» RECORDS FOR THIS EXERCISE
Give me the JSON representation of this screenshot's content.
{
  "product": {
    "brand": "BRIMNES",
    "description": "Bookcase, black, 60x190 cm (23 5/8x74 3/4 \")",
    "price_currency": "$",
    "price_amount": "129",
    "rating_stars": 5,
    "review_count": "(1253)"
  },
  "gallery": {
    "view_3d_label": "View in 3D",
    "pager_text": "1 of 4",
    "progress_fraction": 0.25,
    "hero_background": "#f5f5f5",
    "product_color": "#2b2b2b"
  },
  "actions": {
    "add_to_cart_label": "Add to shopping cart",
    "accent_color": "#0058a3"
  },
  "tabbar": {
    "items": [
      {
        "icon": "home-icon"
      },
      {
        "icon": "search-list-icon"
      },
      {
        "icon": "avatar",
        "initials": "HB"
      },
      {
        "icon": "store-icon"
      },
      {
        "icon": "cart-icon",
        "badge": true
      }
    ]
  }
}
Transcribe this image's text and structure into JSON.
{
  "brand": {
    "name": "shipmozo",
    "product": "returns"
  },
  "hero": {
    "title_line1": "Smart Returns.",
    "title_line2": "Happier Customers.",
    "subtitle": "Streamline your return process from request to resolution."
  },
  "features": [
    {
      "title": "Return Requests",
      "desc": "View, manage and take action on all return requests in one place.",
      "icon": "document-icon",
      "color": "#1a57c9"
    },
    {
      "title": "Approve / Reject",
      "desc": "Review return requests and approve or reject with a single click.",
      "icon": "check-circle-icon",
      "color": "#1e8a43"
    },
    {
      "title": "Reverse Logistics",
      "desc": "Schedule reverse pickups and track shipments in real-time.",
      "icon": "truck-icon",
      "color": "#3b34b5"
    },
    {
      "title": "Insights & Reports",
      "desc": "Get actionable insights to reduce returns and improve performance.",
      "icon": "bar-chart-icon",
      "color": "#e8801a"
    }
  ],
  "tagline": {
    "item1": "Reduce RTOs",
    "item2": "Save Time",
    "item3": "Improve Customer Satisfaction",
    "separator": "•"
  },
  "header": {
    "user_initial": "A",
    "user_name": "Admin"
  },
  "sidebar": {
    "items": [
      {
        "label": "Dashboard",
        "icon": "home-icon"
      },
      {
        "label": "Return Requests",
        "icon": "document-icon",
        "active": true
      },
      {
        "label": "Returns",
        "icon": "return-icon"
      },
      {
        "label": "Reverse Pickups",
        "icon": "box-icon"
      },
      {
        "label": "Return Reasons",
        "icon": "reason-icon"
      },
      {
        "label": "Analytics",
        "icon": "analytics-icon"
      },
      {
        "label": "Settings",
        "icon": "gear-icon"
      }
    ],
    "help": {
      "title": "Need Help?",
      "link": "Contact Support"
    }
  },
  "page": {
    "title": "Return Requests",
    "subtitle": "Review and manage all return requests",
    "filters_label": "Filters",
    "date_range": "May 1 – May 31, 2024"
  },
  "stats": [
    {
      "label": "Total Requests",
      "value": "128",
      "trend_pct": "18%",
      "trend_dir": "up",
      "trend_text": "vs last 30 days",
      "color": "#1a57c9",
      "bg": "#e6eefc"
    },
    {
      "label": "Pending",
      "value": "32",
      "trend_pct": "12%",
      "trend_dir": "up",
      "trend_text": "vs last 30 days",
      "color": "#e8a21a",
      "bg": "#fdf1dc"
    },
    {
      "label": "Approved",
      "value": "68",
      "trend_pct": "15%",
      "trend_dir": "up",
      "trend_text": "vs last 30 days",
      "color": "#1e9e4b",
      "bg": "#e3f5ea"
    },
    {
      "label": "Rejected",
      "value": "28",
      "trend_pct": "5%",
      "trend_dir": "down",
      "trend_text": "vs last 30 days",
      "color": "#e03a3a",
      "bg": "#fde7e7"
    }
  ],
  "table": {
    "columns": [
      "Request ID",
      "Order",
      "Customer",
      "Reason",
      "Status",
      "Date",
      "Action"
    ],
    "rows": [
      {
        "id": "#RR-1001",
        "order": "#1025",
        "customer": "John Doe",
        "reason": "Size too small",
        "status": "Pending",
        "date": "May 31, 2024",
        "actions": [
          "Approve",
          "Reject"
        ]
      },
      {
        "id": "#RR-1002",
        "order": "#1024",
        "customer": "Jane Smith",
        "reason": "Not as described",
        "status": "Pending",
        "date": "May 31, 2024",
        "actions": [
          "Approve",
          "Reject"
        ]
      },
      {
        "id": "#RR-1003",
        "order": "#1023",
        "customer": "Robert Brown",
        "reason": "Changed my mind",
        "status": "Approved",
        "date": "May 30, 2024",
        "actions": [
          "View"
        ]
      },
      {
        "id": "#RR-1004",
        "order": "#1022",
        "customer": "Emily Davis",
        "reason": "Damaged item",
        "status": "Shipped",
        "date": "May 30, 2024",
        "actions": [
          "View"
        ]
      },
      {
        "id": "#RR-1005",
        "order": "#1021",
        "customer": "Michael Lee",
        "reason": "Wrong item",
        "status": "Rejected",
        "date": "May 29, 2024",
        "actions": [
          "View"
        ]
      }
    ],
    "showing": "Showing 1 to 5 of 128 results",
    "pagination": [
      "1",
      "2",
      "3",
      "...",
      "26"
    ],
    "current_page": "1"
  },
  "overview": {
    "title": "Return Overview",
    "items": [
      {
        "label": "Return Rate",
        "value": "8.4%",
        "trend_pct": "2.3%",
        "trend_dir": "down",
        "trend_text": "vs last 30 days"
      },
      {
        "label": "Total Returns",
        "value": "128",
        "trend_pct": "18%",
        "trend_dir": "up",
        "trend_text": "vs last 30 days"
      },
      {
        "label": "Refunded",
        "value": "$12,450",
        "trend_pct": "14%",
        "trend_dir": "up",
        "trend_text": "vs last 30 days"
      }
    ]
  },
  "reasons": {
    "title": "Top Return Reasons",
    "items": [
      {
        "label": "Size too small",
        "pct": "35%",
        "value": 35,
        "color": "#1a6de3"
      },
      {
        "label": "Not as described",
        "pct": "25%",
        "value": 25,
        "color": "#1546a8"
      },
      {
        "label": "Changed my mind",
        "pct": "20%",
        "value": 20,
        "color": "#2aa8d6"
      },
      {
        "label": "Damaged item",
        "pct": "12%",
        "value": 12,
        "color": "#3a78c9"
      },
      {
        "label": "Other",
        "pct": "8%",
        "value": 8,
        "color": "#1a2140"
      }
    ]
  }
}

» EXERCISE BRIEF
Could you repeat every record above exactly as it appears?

» SOLUTION FOR THIS EXERCISE
Give me the JSON representation of this screenshot's content.
{
  "product": {
    "brand": "BRIMNES",
    "description": "Bookcase, black, 60x190 cm (23 5/8x74 3/4 \")",
    "price_currency": "$",
    "price_amount": "129",
    "rating_stars": 5,
    "review_count": "(1253)"
  },
  "gallery": {
    "view_3d_label": "View in 3D",
    "pager_text": "1 of 4",
    "progress_fraction": 0.25,
    "hero_background": "#f5f5f5",
    "product_color": "#2b2b2b"
  },
  "actions": {
    "add_to_cart_label": "Add to shopping cart",
    "accent_color": "#0058a3"
  },
  "tabbar": {
    "items": [
      {
        "icon": "home-icon"
      },
      {
        "icon": "search-list-icon"
      },
      {
        "icon": "avatar",
        "initials": "HB"
      },
      {
        "icon": "store-icon"
      },
      {
        "icon": "cart-icon",
        "badge": true
      }
    ]
  }
}
Transcribe this image's text and structure into JSON.
{
  "brand": {
    "name": "shipmozo",
    "product": "returns"
  },
  "hero": {
    "title_line1": "Smart Returns.",
    "title_line2": "Happier Customers.",
    "subtitle": "Streamline your return process from request to resolution."
  },
  "features": [
    {
      "title": "Return Requests",
      "desc": "View, manage and take action on all return requests in one place.",
      "icon": "document-icon",
      "color": "#1a57c9"
    },
    {
      "title": "Approve / Reject",
      "desc": "Review return requests and approve or reject with a single click.",
      "icon": "check-circle-icon",
      "color": "#1e8a43"
    },
    {
      "title": "Reverse Logistics",
      "desc": "Schedule reverse pickups and track shipments in real-time.",
      "icon": "truck-icon",
      "color": "#3b34b5"
    },
    {
      "title": "Insights & Reports",
      "desc": "Get actionable insights to reduce returns and improve performance.",
      "icon": "bar-chart-icon",
      "color": "#e8801a"
    }
  ],
  "tagline": {
    "item1": "Reduce RTOs",
    "item2": "Save Time",
    "item3": "Improve Customer Satisfaction",
    "separator": "•"
  },
  "header": {
    "user_initial": "A",
    "user_name": "Admin"
  },
  "sidebar": {
    "items": [
      {
        "label": "Dashboard",
        "icon": "home-icon"
      },
      {
        "label": "Return Requests",
        "icon": "document-icon",
        "active": true
      },
      {
        "label": "Returns",
        "icon": "return-icon"
      },
      {
        "label": "Reverse Pickups",
        "icon": "box-icon"
      },
      {
        "label": "Return Reasons",
        "icon": "reason-icon"
      },
      {
        "label": "Analytics",
        "icon": "analytics-icon"
      },
      {
        "label": "Settings",
        "icon": "gear-icon"
      }
    ],
    "help": {
      "title": "Need Help?",
      "link": "Contact Support"
    }
  },
  "page": {
    "title": "Return Requests",
    "subtitle": "Review and manage all return requests",
    "filters_label": "Filters",
    "date_range": "May 1 – May 31, 2024"
  },
  "stats": [
    {
      "label": "Total Requests",
      "value": "128",
      "trend_pct": "18%",
      "trend_dir": "up",
      "trend_text": "vs last 30 days",
      "color": "#1a57c9",
      "bg": "#e6eefc"
    },
    {
      "label": "Pending",
      "value": "32",
      "trend_pct": "12%",
      "trend_dir": "up",
      "trend_text": "vs last 30 days",
      "color": "#e8a21a",
      "bg": "#fdf1dc"
    },
    {
      "label": "Approved",
      "value": "68",
      "trend_pct": "15%",
      "trend_dir": "up",
      "trend_text": "vs last 30 days",
      "color": "#1e9e4b",
      "bg": "#e3f5ea"
    },
    {
      "label": "Rejected",
      "value": "28",
      "trend_pct": "5%",
      "trend_dir": "down",
      "trend_text": "vs last 30 days",
      "color": "#e03a3a",
      "bg": "#fde7e7"
    }
  ],
  "table": {
    "columns": [
      "Request ID",
      "Order",
      "Customer",
      "Reason",
      "Status",
      "Date",
      "Action"
    ],
    "rows": [
      {
        "id": "#RR-1001",
        "order": "#1025",
        "customer": "John Doe",
        "reason": "Size too small",
        "status": "Pending",
        "date": "May 31, 2024",
        "actions": [
          "Approve",
          "Reject"
        ]
      },
      {
        "id": "#RR-1002",
        "order": "#1024",
        "customer": "Jane Smith",
        "reason": "Not as described",
        "status": "Pending",
        "date": "May 31, 2024",
        "actions": [
          "Approve",
          "Reject"
        ]
      },
      {
        "id": "#RR-1003",
        "order": "#1023",
        "customer": "Robert Brown",
        "reason": "Changed my mind",
        "status": "Approved",
        "date": "May 30, 2024",
        "actions": [
          "View"
        ]
      },
      {
        "id": "#RR-1004",
        "order": "#1022",
        "customer": "Emily Davis",
        "reason": "Damaged item",
        "status": "Shipped",
        "date": "May 30, 2024",
        "actions": [
          "View"
        ]
      },
      {
        "id": "#RR-1005",
        "order": "#1021",
        "customer": "Michael Lee",
        "reason": "Wrong item",
        "status": "Rejected",
        "date": "May 29, 2024",
        "actions": [
          "View"
        ]
      }
    ],
    "showing": "Showing 1 to 5 of 128 results",
    "pagination": [
      "1",
      "2",
      "3",
      "...",
      "26"
    ],
    "current_page": "1"
  },
  "overview": {
    "title": "Return Overview",
    "items": [
      {
        "label": "Return Rate",
        "value": "8.4%",
        "trend_pct": "2.3%",
        "trend_dir": "down",
        "trend_text": "vs last 30 days"
      },
      {
        "label": "Total Returns",
        "value": "128",
        "trend_pct": "18%",
        "trend_dir": "up",
        "trend_text": "vs last 30 days"
      },
      {
        "label": "Refunded",
        "value": "$12,450",
        "trend_pct": "14%",
        "trend_dir": "up",
        "trend_text": "vs last 30 days"
      }
    ]
  },
  "reasons": {
    "title": "Top Return Reasons",
    "items": [
      {
        "label": "Size too small",
        "pct": "35%",
        "value": 35,
        "color": "#1a6de3"
      },
      {
        "label": "Not as described",
        "pct": "25%",
        "value": 25,
        "color": "#1546a8"
      },
      {
        "label": "Changed my mind",
        "pct": "20%",
        "value": 20,
        "color": "#2aa8d6"
      },
      {
        "label": "Damaged item",
        "pct": "12%",
        "value": 12,
        "color": "#3a78c9"
      },
      {
        "label": "Other",
        "pct": "8%",
        "value": 8,
        "color": "#1a2140"
      }
    ]
  }
}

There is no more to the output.